* [What is needed] From the entries below, determine the number of lines that contain "text". Give that number by itself.

- Opening Delimiter -

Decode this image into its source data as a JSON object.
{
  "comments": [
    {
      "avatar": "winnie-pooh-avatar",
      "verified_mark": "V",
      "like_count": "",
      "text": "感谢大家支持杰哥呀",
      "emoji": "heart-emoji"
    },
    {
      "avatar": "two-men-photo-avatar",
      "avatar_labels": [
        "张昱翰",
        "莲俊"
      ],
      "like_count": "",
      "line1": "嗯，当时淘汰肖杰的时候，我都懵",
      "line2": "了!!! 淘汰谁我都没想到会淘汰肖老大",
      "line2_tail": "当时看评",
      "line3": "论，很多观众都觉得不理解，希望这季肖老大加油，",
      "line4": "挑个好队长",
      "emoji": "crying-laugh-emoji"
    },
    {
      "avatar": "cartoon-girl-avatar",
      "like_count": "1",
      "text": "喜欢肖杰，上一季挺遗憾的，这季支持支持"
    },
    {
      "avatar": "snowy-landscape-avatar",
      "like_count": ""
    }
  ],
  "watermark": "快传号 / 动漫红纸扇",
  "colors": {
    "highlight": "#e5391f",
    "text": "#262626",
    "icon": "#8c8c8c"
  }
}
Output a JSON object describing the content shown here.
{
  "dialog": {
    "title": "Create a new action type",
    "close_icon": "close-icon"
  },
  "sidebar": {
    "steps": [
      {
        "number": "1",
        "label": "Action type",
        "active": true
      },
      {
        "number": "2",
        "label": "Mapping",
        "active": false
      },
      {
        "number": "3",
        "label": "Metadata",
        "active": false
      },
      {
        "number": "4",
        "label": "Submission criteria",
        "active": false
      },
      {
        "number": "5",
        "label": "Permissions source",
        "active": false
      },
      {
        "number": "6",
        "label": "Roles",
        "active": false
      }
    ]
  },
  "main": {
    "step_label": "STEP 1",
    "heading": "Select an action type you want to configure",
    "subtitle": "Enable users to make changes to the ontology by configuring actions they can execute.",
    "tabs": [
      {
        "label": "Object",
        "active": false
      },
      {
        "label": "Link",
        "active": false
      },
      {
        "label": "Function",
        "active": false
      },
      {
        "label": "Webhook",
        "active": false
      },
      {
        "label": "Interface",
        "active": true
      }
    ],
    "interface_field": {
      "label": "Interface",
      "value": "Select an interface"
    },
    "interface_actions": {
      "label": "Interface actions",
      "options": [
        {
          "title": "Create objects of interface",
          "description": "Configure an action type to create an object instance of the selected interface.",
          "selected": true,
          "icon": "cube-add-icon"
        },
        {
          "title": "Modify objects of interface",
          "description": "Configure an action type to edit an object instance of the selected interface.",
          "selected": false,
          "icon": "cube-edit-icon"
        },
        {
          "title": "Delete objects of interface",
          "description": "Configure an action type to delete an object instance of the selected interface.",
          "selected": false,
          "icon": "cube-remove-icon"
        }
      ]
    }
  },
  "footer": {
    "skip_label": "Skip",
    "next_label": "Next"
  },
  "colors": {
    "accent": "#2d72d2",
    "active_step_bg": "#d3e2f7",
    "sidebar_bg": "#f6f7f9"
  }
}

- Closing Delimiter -

* [Problem solution] 3